- **DATA**:

== Segment start ==

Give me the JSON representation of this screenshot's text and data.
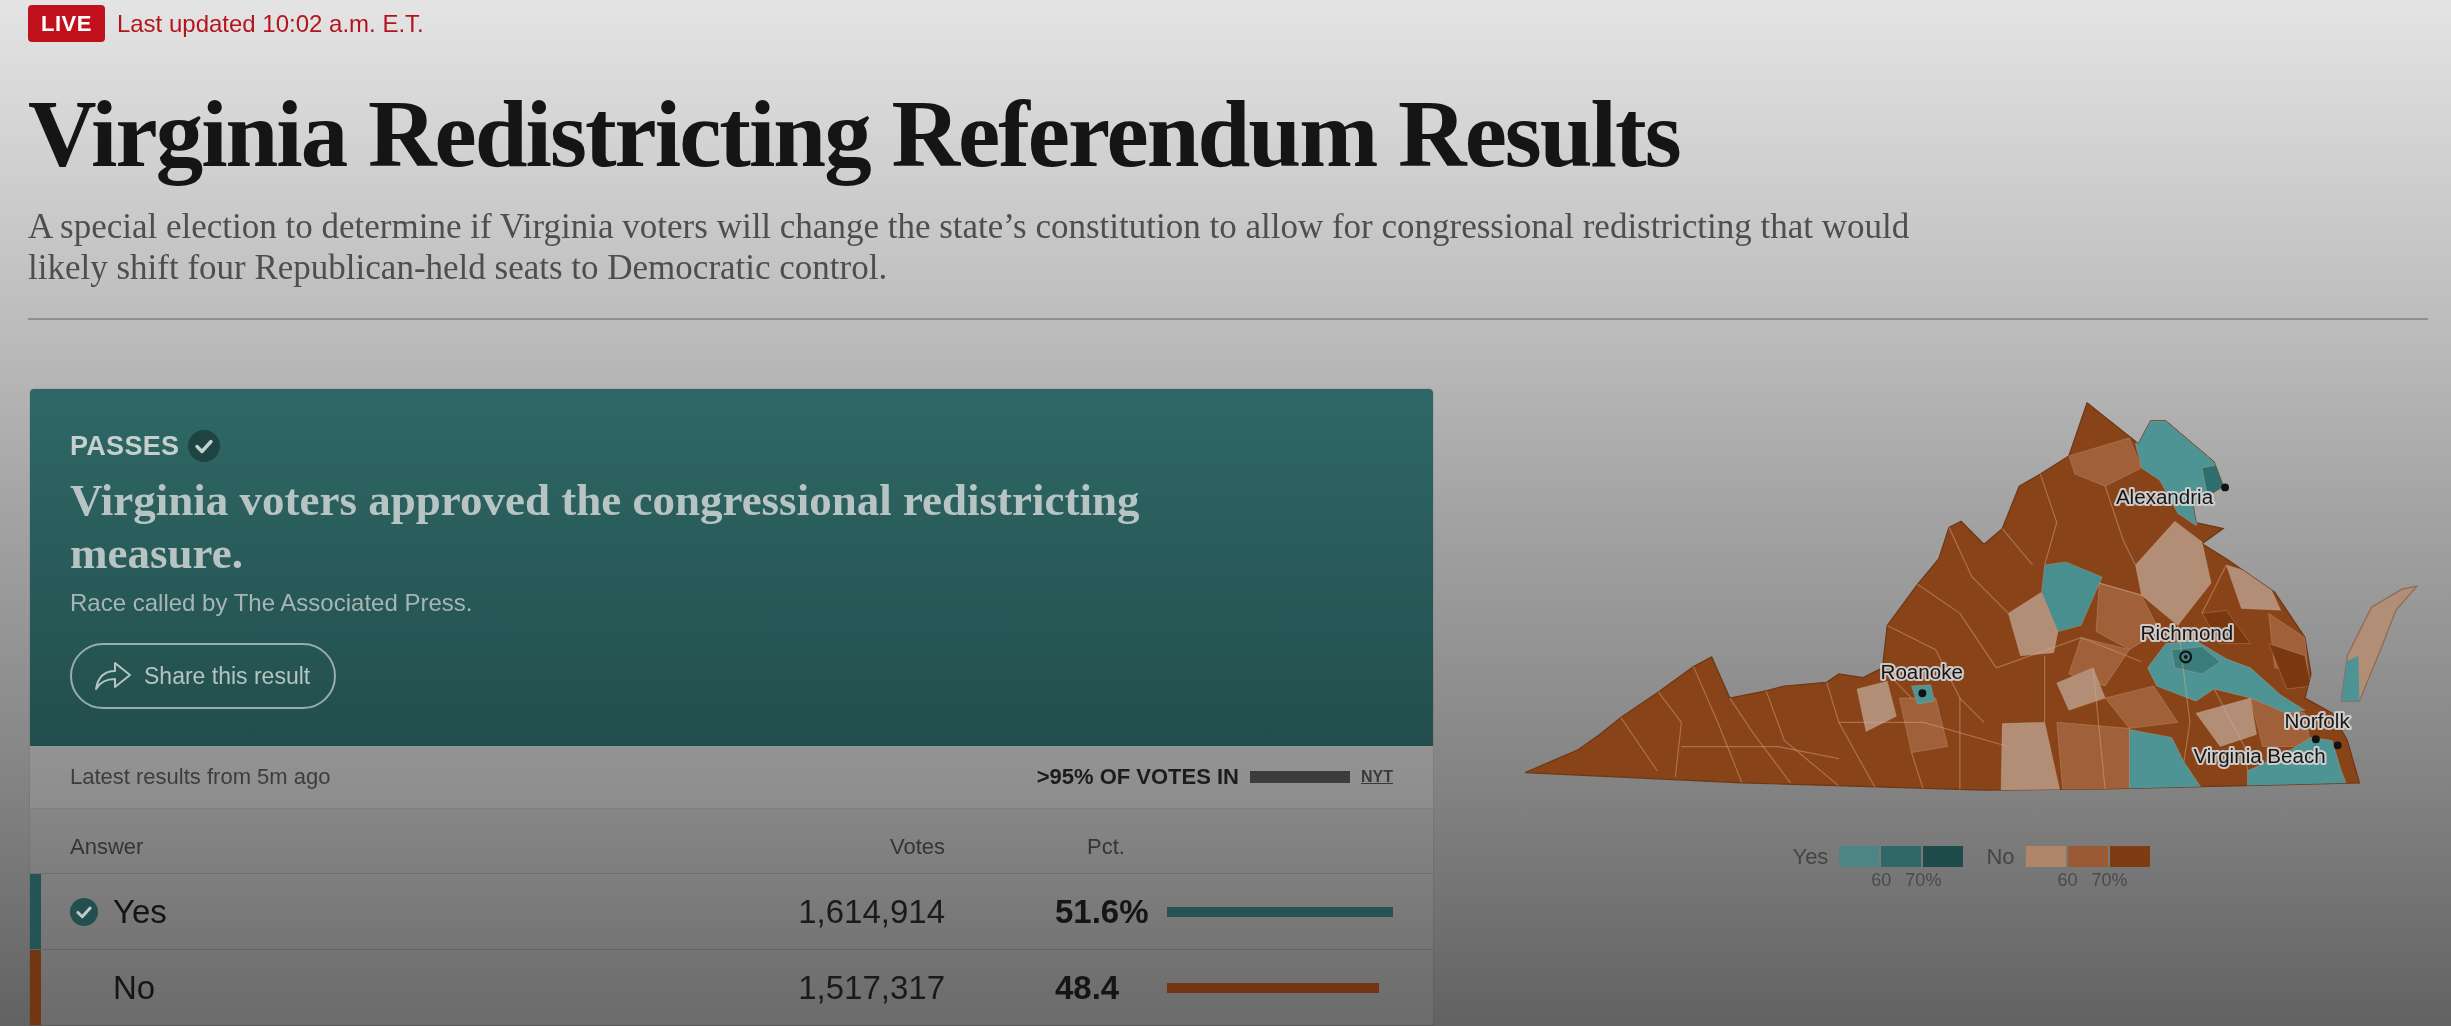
{
  "live_bar": {
    "badge": "LIVE",
    "updated": "Last updated 10:02 a.m. E.T."
  },
  "title": "Virginia Redistricting Referendum Results",
  "summary": "A special election to determine if Virginia voters will change the state’s constitution to allow for congressional redistricting that would likely shift four Republican-held seats to Democratic control.",
  "result_card": {
    "status": "PASSES",
    "headline": "Virginia voters approved the congressional redistricting measure.",
    "source": "Race called by The Associated Press.",
    "share_button": "Share this result"
  },
  "results": {
    "updated": "Latest results from 5m ago",
    "reporting": ">95% OF VOTES IN",
    "reporting_bar": {
      "level": 1
    },
    "credit": "NYT",
    "columns": [
      "Answer",
      "Votes",
      "Pct."
    ],
    "rows": [
      {
        "answer": "Yes",
        "votes": "1,614,914",
        "pct": "51.6%",
        "winner": true,
        "color": "#245554",
        "level": 1
      },
      {
        "answer": "No",
        "votes": "1,517,317",
        "pct": "48.4",
        "winner": false,
        "color": "#743512",
        "level": 0.94
      }
    ]
  },
  "map": {
    "cities": [
      {
        "name": "Alexandria",
        "kind": "city"
      },
      {
        "name": "Richmond",
        "kind": "capital"
      },
      {
        "name": "Roanoke",
        "kind": "city"
      },
      {
        "name": "Norfolk",
        "kind": "city"
      },
      {
        "name": "Virginia Beach",
        "kind": "city"
      }
    ],
    "legend": [
      {
        "label": "Yes",
        "swatches": [
          {
            "color": "#4d8584"
          },
          {
            "color": "#2f6867"
          },
          {
            "color": "#1f4c4b"
          }
        ],
        "ticks": [
          "60",
          "70%"
        ]
      },
      {
        "label": "No",
        "swatches": [
          {
            "color": "#b0866b"
          },
          {
            "color": "#9a5a33"
          },
          {
            "color": "#7e3c12"
          }
        ],
        "ticks": [
          "60",
          "70%"
        ]
      }
    ]
  }
}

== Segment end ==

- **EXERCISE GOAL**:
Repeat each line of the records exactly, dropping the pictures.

- **EXERCISE RESULT**:
Give me the JSON representation of this screenshot's text and data.
{
  "live_bar": {
    "badge": "LIVE",
    "updated": "Last updated 10:02 a.m. E.T."
  },
  "title": "Virginia Redistricting Referendum Results",
  "summary": "A special election to determine if Virginia voters will change the state’s constitution to allow for congressional redistricting that would likely shift four Republican-held seats to Democratic control.",
  "result_card": {
    "status": "PASSES",
    "headline": "Virginia voters approved the congressional redistricting measure.",
    "source": "Race called by The Associated Press.",
    "share_button": "Share this result"
  },
  "results": {
    "updated": "Latest results from 5m ago",
    "reporting": ">95% OF VOTES IN",
    "reporting_bar": {
      "level": 1
    },
    "credit": "NYT",
    "columns": [
      "Answer",
      "Votes",
      "Pct."
    ],
    "rows": [
      {
        "answer": "Yes",
        "votes": "1,614,914",
        "pct": "51.6%",
        "winner": true,
        "color": "#245554",
        "level": 1
      },
      {
        "answer": "No",
        "votes": "1,517,317",
        "pct": "48.4",
        "winner": false,
        "color": "#743512",
        "level": 0.94
      }
    ]
  },
  "map": {
    "cities": [
      {
        "name": "Alexandria",
        "kind": "city"
      },
      {
        "name": "Richmond",
        "kind": "capital"
      },
      {
        "name": "Roanoke",
        "kind": "city"
      },
      {
        "name": "Norfolk",
        "kind": "city"
      },
      {
        "name": "Virginia Beach",
        "kind": "city"
      }
    ],
    "legend": [
      {
        "label": "Yes",
        "swatches": [
          {
            "color": "#4d8584"
          },
          {
            "color": "#2f6867"
          },
          {
            "color": "#1f4c4b"
          }
        ],
        "ticks": [
          "60",
          "70%"
        ]
      },
      {
        "label": "No",
        "swatches": [
          {
            "color": "#b0866b"
          },
          {
            "color": "#9a5a33"
          },
          {
            "color": "#7e3c12"
          }
        ],
        "ticks": [
          "60",
          "70%"
        ]
      }
    ]
  }
}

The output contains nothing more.